Where else in Mayfair can you be surrounded by plants and unaffected by defiling pigeons or noisy traffic? As Samuel Johnson, the famous lexicographer and man-about-town, was famed for declaring: “So, when a man is tired of London, he is tired of life, for there is in London all that life can afford.” And I can vouch for that staying here in London, in Mayfair, and at The Biltmore.
5. Pan Pacific, Bishopsgate
Representing Pan Pacific’s first hotel in Europe, the hotel just opened this September in the heart of London’s financial district, bang opposite Liverpool Street Station and near the trendy neighborhood of Shoreditch and the major tourist attractions or St. Paul’s Cathedral and the Tower of London.
The foyer is imposing and stylish, with its organic-shaped staircase looping its way up to the restaurant on the second floor. It leads onto the Orchid Lounge, which makes great use of its lights offset by banana leaves. Straight away in this ambiance, I felt away from the hurly-burly of London’s busy business life. The lounge led seamlessly onto the Ginger Lily bar, an exclusive nook darkened both in daytime and at night and offset only by its outdoor terrace. My room was decked out in beige colours and wooden veneer paneling and equipped with all that’s necessary. This airy, spacious room was luxurious yet calmed by harmonious and timeless tones. Everything came, like presents, in smart wooden boxes: silk eye blinds, chocolates, and even the TV remote control. The bathroom sported excellent Diptyque products.

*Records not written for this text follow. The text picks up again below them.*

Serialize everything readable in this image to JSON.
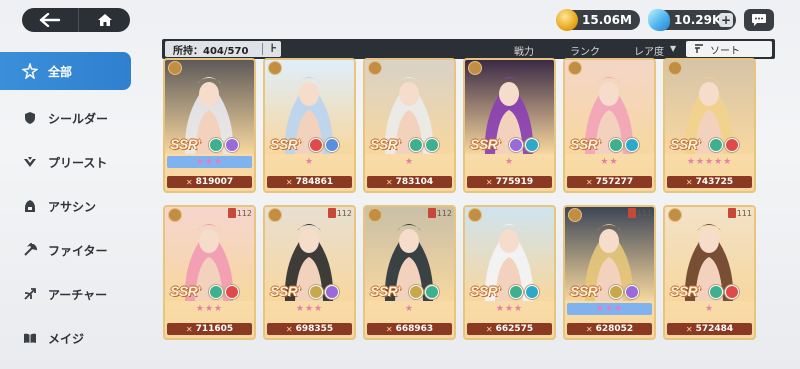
{
  "topbar": {
    "gold": "15.06M",
    "gems": "10.29K",
    "gem_plus": "+"
  },
  "sidebar": {
    "items": [
      {
        "label": "全部",
        "icon": "star-burst-icon",
        "active": true
      },
      {
        "label": "シールダー",
        "icon": "shield-icon"
      },
      {
        "label": "プリースト",
        "icon": "wings-icon"
      },
      {
        "label": "アサシン",
        "icon": "hood-icon"
      },
      {
        "label": "ファイター",
        "icon": "axe-icon"
      },
      {
        "label": "アーチャー",
        "icon": "bow-icon"
      },
      {
        "label": "メイジ",
        "icon": "book-icon"
      }
    ]
  },
  "filter": {
    "owned_label": "所持：404/570",
    "pin": "⊦",
    "power_label": "戦力",
    "rank_label": "ランク",
    "rarity_label": "レア度",
    "sort_label": "ソート"
  },
  "cards": [
    {
      "power": "819007",
      "stars": "★★★",
      "star_style": "blue",
      "level": "",
      "hair": "#e9e9ee",
      "bg": "#5e5a5a",
      "badges": [
        "#3fb08f",
        "#9a6bd8"
      ]
    },
    {
      "power": "784861",
      "stars": "★",
      "star_style": "plain",
      "level": "",
      "hair": "#b9d4ef",
      "bg": "#dfeefb",
      "badges": [
        "#e04a4a",
        "#5a8fe0"
      ]
    },
    {
      "power": "783104",
      "stars": "★",
      "star_style": "plain",
      "level": "",
      "hair": "#ececec",
      "bg": "#d9d2c8",
      "badges": [
        "#3fb08f",
        "#3fb08f"
      ]
    },
    {
      "power": "775919",
      "stars": "★",
      "star_style": "plain",
      "level": "",
      "hair": "#8a3fb5",
      "bg": "#3b2a46",
      "badges": [
        "#9a6bd8",
        "#2fa8c8"
      ]
    },
    {
      "power": "757277",
      "stars": "★★",
      "star_style": "plain",
      "level": "",
      "hair": "#f3a3b9",
      "bg": "#f4d6c8",
      "badges": [
        "#3fb08f",
        "#2fa8c8"
      ]
    },
    {
      "power": "743725",
      "stars": "★★★★★",
      "star_style": "plain",
      "level": "",
      "hair": "#f1d38c",
      "bg": "#d6c4a8",
      "badges": [
        "#3fb08f",
        "#e04a4a"
      ]
    },
    {
      "power": "711605",
      "stars": "★★★",
      "star_style": "plain",
      "level": "112",
      "hair": "#f19ab2",
      "bg": "#f6d5cf",
      "badges": [
        "#3fb08f",
        "#e04a4a"
      ]
    },
    {
      "power": "698355",
      "stars": "★★★",
      "star_style": "plain",
      "level": "112",
      "hair": "#2a2a2a",
      "bg": "#e8dfd2",
      "badges": [
        "#c8a84a",
        "#9a6bd8"
      ]
    },
    {
      "power": "668963",
      "stars": "★",
      "star_style": "plain",
      "level": "112",
      "hair": "#27323a",
      "bg": "#c9bfa8",
      "badges": [
        "#c8a84a",
        "#3fb08f"
      ]
    },
    {
      "power": "662575",
      "stars": "★★★",
      "star_style": "plain",
      "level": "",
      "hair": "#f4f4f8",
      "bg": "#cfe3ef",
      "badges": [
        "#3fb08f",
        "#2fa8c8"
      ]
    },
    {
      "power": "628052",
      "stars": "★★★",
      "star_style": "blue",
      "level": "111",
      "hair": "#e6c77a",
      "bg": "#3d4656",
      "badges": [
        "#c8a84a",
        "#9a6bd8"
      ]
    },
    {
      "power": "572484",
      "stars": "★",
      "star_style": "plain",
      "level": "111",
      "hair": "#6a3f27",
      "bg": "#f2e2c8",
      "badges": [
        "#3fb08f",
        "#e04a4a"
      ]
    }
  ],
  "colors": {
    "accent": "#2f80cf",
    "dark_bar": "#2b3037",
    "power_bar": "#8a3a22"
  }
}
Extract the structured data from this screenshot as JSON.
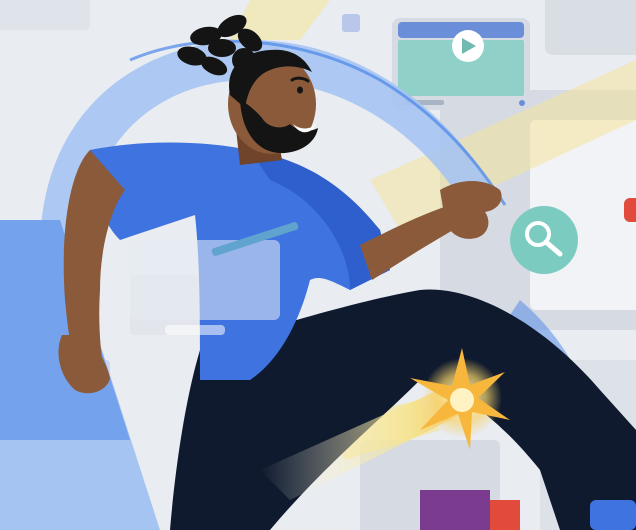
{
  "illustration": {
    "palette": {
      "background": "#e9ecf1",
      "window_frame": "#d6dbe3",
      "window_light": "#f1f3f6",
      "video_bar": "#6a8fd8",
      "video_screen": "#8fd0c8",
      "play_circle": "#ffffff",
      "play_triangle": "#6fb9b0",
      "arc_blue": "#a6c4f2",
      "arc_blue_dark": "#4a86e8",
      "shirt": "#3f73e0",
      "shirt_shadow": "#2f5fcd",
      "skin": "#8a5a3a",
      "skin_shadow": "#6f442a",
      "hair": "#141414",
      "pants": "#0f1a2e",
      "spark": "#f6b73c",
      "spark_core": "#fff3c4",
      "yellow_stripe": "#f7e48c",
      "search_circle": "#7ccbc0",
      "red_accent": "#e04b3c",
      "purple_accent": "#7b3c8f"
    },
    "icons": {
      "play": "play-icon",
      "search": "search-icon",
      "star_burst": "spark-icon"
    }
  }
}
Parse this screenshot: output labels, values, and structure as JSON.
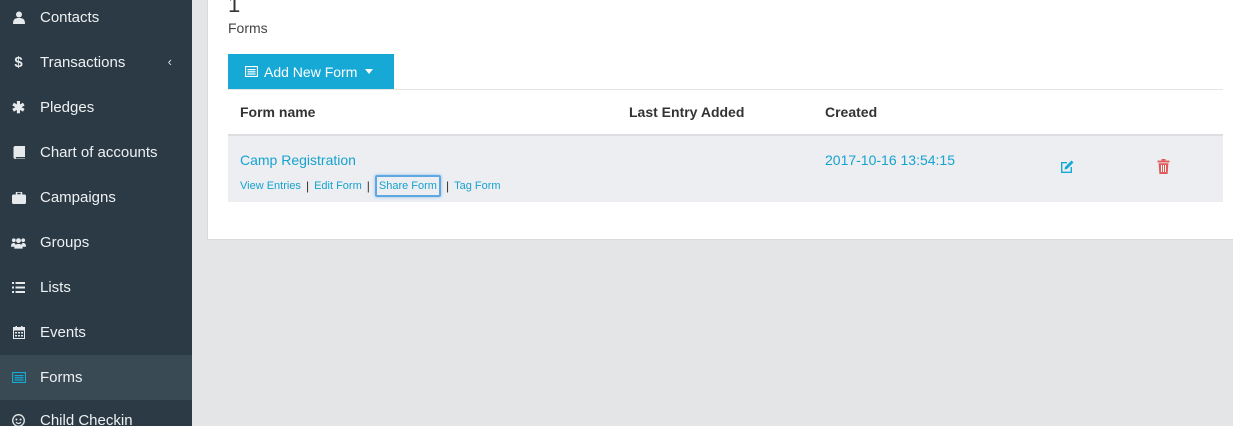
{
  "sidebar": {
    "items": [
      {
        "label": "Contacts",
        "icon": "user-icon"
      },
      {
        "label": "Transactions",
        "icon": "dollar-icon",
        "caret": "‹"
      },
      {
        "label": "Pledges",
        "icon": "asterisk-icon"
      },
      {
        "label": "Chart of accounts",
        "icon": "book-icon"
      },
      {
        "label": "Campaigns",
        "icon": "briefcase-icon"
      },
      {
        "label": "Groups",
        "icon": "users-icon"
      },
      {
        "label": "Lists",
        "icon": "list-icon"
      },
      {
        "label": "Events",
        "icon": "calendar-icon"
      },
      {
        "label": "Forms",
        "icon": "form-icon",
        "active": true
      },
      {
        "label": "Child Checkin",
        "icon": "child-icon"
      }
    ]
  },
  "summary": {
    "count": "1",
    "label": "Forms"
  },
  "toolbar": {
    "add_label": "Add New Form"
  },
  "table": {
    "headers": {
      "form_name": "Form name",
      "last_entry": "Last Entry Added",
      "created": "Created"
    },
    "rows": [
      {
        "name": "Camp Registration",
        "last_entry": "",
        "created": "2017-10-16 13:54:15",
        "actions": {
          "view": "View Entries",
          "edit": "Edit Form",
          "share": "Share Form",
          "tag": "Tag Form"
        }
      }
    ]
  },
  "colors": {
    "accent": "#17a9d6",
    "sidebar_bg": "#2b3a44",
    "danger": "#e05a5a"
  }
}
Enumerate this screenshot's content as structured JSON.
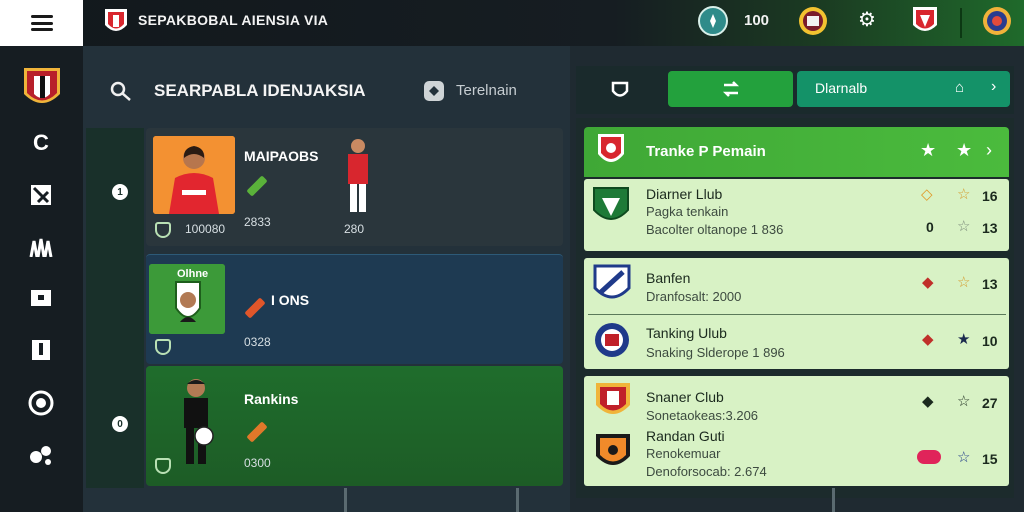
{
  "topbar": {
    "menu_icon": "hamburger-icon",
    "app_title": "SEPAKBOBAL AIENSIA VIA",
    "coin_count": "100",
    "icons": [
      "app-logo-icon",
      "compass-icon",
      "club-crest-icon",
      "gear-icon",
      "club-shield-icon",
      "globe-badge-icon"
    ]
  },
  "sidebar": {
    "items": [
      "club-shield-icon",
      "refresh-icon",
      "tactics-icon",
      "squad-icon",
      "message-icon",
      "card-icon",
      "ball-icon",
      "transfer-icon"
    ]
  },
  "main": {
    "title": "SEARPABLA IDENJAKSIA",
    "filter_label": "Terelnain",
    "rail_markers": [
      "1",
      "",
      "0"
    ],
    "cards": [
      {
        "name": "MAIPAOBS",
        "num_left": "100080",
        "num_mid": "2833",
        "num_right": "280"
      },
      {
        "photo_label": "Olhne",
        "name": "I ONS",
        "num_left": "0328"
      },
      {
        "name": "Rankins",
        "num_left": "0300"
      }
    ]
  },
  "right": {
    "toolbar": {
      "button_label": "Dlarnalb"
    },
    "panel_title": "Tranke P Pemain",
    "clubs": [
      {
        "name": "Diarner Llub",
        "sub1": "Pagka tenkain",
        "sub2": "Bacolter oltanope 1 836",
        "num1": "16",
        "num2": "13",
        "mini_left": "0"
      },
      {
        "name": "Banfen",
        "sub1": "Dranfosalt: 2000",
        "num1": "13"
      },
      {
        "name": "Tanking Ulub",
        "sub1": "Snaking Slderope 1 896",
        "num1": "10"
      },
      {
        "name": "Snaner Club",
        "sub1": "Sonetaokeas:3.206",
        "num1": "27"
      },
      {
        "name": "Randan Guti",
        "sub1": "Renokemuar",
        "sub2": "Denoforsocab: 2.674",
        "num1": "15"
      }
    ]
  },
  "colors": {
    "accent_green": "#23a13d",
    "teal_button": "#149268",
    "panel_green": "#4bbb3d",
    "club_card_bg": "#d8f2c5",
    "selected_card": "#1e3a52"
  }
}
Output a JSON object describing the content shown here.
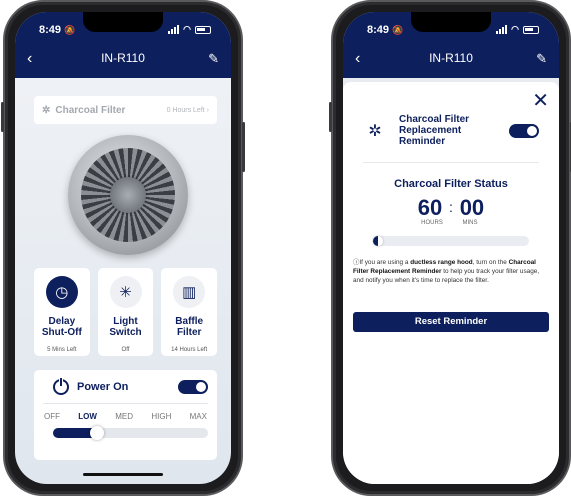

Dining at the Straits Kitchen restaurant is a restful experience. Here I picked from a charming and well-illustrated menu showcasing the melting pot of cuisines represented in multicultural Singapore. As for the breakfast, I was spoiled for choice by a buffet that rivals the finest of patisseries. I went for a swim in the wonderful long infinity pool overlooking the stunning Classical façade of the St. Botolph-without-Bishopsgate church. On this 4th floor, devoted entirely to wellness with its treatment rooms and relaxation pods, there’s everything a traveling business person needs to relax. And thanks, too, must go to the ever-attentive and obliging staff, who offer their sincere Singaporean hospitality within this brand-new contemporary London design.